day Meaning in the Cambridge Learner’s Dictionary Cambridge dictionaries logo
Cambridge Dictionaries online Cambridge Dictionaries online

The most popular online dictionary and thesaurus for learners of English

Meaning of “day” - Learner’s Dictionary

day

noun     /deɪ/
24 HOURS [C]
A1 a period of 24 hours: the days of the week January has 31 days. Matthew runs five miles every day. I saw her the day before yesterday.Days and times of daySpecific periods of time
LIGHT HOURS [C, U]
A2 the period during the day when there is light from the sun: a bright, sunny day We've been travelling all day. These animals sleep during the day and hunt at night.Days and times of day
WORK HOURS [C]
A2 the time that you usually spend at work or school: She's had a very busy day at the office.Days and times of day
the other day
B1 a few days ago: I saw Terry the other day.In the past
day after day
every day for a long period of time: Day after day they marched through the mountains.Continually and repeatedly
one day
A2 used to talk about something that happened in the past: One day, I came home to find my windows smashed.In the past
one day/some day/one of these days
B1 used to talk about something you think will happen in the future: One of these days I'll tell her what really happened.In the future and soon
days
used to talk about a particular period of time when something happened or existed: in my younger days This book was written before the days of computers.In the past
B1 a long time: I haven't seen Jack for days.Long periods of time
these days
A2 used to talk about the present time: I don't go out much these days.Now
in those days
B2 used to talk about a period in the past: In those days, no-one had a TV set.In the past
the old days
a period in the pastIn the past
→  See also April Fool's Day , Boxing Day , Christmas Day , at the end of the day , field day , Independence Day , Mother's Day , New Year's Day , open day , polling day , Valentine's Day , call it a day , it's early days , make sb's day , save the day
(Definition of day from the Cambridge Learner’s Dictionary © Cambridge University Press)
Add Cambridge dictionaries to your browser to your website
A bunch of stuff about plurals
A bunch of stuff about plurals
by ,
May 24, 2016
by Colin McIntosh One of the many ways in which English differs from other languages is its use of uncountable nouns to talk about collections of objects: as well as never being used in the plural, they’re never used with a or an. Examples are furniture (plural in German and many other languages), cutlery (plural in Italian), and

Read More 

Word of the Day

shade

to prevent direct light from shining on something

Word of the Day

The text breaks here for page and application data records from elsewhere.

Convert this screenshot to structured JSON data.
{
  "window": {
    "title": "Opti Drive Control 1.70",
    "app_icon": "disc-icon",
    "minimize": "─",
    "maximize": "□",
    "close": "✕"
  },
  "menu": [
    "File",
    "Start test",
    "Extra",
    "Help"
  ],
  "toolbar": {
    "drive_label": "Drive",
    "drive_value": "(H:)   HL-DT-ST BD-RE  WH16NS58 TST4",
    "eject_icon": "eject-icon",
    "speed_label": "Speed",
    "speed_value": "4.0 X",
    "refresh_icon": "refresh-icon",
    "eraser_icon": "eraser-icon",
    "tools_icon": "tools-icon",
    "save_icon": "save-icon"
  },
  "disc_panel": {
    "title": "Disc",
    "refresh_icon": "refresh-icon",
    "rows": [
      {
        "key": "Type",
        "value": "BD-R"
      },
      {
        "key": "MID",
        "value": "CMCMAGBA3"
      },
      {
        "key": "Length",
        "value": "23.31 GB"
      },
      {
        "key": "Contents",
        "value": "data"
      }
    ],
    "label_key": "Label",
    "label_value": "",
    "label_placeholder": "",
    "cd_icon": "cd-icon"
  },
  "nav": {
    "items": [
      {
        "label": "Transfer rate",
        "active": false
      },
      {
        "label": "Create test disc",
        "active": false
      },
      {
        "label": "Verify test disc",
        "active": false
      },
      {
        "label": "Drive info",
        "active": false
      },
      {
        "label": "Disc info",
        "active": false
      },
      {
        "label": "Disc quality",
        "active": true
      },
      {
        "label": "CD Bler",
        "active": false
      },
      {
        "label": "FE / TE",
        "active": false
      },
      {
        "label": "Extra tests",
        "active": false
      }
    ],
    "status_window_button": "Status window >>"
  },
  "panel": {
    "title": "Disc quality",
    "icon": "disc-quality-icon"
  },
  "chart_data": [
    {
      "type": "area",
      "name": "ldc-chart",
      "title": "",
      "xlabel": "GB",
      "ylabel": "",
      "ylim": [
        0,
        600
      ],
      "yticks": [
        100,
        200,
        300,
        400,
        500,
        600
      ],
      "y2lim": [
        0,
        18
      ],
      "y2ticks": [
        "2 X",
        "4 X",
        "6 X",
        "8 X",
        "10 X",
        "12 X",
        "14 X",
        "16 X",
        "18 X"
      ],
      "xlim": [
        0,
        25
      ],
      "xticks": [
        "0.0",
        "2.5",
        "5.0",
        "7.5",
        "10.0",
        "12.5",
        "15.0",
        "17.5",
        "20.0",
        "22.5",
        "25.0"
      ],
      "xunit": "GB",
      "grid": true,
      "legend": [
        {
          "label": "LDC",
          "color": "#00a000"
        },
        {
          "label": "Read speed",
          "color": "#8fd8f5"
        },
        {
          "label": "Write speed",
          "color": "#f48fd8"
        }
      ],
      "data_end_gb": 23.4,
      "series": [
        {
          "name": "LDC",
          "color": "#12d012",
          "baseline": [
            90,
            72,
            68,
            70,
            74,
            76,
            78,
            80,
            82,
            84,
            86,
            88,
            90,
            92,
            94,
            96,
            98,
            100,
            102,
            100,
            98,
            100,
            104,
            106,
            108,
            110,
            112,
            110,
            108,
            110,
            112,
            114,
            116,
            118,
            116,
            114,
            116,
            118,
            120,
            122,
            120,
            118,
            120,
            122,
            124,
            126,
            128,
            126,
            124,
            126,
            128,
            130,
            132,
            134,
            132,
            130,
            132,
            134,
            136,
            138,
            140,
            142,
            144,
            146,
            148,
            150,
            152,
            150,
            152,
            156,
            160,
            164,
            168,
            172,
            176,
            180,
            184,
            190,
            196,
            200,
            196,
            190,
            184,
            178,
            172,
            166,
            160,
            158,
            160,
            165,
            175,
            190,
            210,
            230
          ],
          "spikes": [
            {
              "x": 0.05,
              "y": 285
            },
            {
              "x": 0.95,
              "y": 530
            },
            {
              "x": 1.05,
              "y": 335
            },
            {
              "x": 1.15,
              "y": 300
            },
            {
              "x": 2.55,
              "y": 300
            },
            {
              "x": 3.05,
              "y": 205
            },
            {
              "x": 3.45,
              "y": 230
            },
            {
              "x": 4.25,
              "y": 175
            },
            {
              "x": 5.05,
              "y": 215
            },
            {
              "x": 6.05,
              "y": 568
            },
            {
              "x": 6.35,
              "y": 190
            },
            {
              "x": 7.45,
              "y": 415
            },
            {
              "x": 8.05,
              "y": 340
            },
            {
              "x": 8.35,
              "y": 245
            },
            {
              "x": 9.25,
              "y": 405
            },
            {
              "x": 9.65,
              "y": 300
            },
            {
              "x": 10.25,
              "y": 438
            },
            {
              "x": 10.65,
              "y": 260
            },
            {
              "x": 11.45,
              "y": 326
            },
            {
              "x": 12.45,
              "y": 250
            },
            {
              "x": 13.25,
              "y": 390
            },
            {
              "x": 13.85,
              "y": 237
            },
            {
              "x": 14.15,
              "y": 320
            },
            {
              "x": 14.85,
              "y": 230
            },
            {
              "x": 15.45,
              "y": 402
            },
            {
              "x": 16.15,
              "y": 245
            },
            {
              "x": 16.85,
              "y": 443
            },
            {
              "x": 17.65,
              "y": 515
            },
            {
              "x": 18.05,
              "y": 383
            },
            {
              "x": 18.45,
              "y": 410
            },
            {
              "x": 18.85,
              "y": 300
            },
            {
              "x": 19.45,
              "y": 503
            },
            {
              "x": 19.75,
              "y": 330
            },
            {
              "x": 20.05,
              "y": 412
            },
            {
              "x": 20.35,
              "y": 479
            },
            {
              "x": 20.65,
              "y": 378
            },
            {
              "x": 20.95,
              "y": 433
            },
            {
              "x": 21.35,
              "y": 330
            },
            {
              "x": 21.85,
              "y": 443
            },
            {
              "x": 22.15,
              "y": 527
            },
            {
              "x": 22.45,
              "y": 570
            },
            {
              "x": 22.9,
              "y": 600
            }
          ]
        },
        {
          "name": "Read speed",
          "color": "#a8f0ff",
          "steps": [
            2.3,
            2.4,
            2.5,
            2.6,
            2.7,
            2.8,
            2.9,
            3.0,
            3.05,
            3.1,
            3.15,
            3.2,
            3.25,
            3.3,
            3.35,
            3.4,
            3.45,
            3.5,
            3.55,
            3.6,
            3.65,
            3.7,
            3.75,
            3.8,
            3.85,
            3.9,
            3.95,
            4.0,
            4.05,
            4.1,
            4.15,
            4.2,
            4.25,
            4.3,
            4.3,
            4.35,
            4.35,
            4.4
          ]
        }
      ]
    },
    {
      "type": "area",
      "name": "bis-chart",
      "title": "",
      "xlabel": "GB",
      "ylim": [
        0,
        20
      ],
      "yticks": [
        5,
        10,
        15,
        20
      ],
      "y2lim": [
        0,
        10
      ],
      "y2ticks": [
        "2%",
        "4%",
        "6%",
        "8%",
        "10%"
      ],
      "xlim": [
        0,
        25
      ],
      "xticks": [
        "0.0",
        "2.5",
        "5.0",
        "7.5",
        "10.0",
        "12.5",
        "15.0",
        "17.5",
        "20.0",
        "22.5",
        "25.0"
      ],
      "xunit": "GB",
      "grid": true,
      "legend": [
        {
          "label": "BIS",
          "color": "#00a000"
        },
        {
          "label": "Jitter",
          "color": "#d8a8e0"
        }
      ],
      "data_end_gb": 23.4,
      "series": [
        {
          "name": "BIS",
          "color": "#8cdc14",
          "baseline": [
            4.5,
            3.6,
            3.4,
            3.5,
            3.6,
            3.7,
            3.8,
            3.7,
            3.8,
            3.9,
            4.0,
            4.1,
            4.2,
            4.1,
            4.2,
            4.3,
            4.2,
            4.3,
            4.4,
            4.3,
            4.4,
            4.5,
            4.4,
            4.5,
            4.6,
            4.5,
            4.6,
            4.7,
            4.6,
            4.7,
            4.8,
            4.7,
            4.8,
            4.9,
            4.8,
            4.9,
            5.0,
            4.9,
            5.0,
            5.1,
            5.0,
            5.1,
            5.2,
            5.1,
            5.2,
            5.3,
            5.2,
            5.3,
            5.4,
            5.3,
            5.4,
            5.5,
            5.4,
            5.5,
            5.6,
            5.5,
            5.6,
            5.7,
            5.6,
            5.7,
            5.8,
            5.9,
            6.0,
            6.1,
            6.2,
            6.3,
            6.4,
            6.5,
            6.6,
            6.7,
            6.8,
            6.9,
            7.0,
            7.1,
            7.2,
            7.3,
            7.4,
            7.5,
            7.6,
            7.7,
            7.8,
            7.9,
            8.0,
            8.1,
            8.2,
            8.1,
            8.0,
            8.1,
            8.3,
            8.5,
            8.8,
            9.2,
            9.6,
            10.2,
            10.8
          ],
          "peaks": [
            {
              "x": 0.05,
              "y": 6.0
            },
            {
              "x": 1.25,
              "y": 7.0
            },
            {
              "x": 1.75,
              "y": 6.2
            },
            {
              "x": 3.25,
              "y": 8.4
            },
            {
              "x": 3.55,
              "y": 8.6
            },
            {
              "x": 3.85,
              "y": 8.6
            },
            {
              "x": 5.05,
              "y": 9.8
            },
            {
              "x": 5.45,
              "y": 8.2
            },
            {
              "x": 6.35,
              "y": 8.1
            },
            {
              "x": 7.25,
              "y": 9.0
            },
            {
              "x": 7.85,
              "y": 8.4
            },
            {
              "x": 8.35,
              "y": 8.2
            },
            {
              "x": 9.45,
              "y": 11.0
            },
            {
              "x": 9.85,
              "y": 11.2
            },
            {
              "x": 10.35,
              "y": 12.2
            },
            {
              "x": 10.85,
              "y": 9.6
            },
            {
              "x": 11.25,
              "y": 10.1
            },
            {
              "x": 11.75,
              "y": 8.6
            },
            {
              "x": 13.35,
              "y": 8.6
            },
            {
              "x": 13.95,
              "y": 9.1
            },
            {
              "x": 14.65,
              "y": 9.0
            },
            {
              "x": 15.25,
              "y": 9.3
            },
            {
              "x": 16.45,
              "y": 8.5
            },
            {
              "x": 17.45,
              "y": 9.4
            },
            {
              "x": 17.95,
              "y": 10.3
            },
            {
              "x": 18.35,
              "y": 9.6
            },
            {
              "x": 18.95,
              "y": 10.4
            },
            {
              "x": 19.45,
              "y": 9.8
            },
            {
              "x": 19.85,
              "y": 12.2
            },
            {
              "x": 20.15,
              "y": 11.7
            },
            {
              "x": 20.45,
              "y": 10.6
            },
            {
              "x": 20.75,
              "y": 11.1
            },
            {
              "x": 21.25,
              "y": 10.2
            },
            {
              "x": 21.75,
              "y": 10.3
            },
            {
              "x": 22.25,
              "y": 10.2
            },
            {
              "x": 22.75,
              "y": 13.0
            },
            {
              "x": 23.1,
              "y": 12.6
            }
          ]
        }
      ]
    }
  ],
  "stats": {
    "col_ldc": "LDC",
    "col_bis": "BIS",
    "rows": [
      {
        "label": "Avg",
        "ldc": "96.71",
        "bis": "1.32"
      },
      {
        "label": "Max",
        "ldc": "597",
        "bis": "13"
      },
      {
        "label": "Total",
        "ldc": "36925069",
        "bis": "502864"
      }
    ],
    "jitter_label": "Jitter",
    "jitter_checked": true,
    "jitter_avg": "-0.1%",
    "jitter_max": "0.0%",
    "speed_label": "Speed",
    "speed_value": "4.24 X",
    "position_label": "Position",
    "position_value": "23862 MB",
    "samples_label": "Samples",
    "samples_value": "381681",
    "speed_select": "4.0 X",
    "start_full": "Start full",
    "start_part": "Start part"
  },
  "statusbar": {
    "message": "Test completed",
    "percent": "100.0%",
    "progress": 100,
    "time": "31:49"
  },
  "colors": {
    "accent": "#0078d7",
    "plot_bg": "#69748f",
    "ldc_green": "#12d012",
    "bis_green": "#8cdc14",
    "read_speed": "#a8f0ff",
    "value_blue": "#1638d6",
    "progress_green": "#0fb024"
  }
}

convo noun
convo noun
May 23, 2016
informal a conversation The convo around concussions mostly focuses on guys who play football, but Chastain thinks that this whole thing could be a headache for women too.

Read More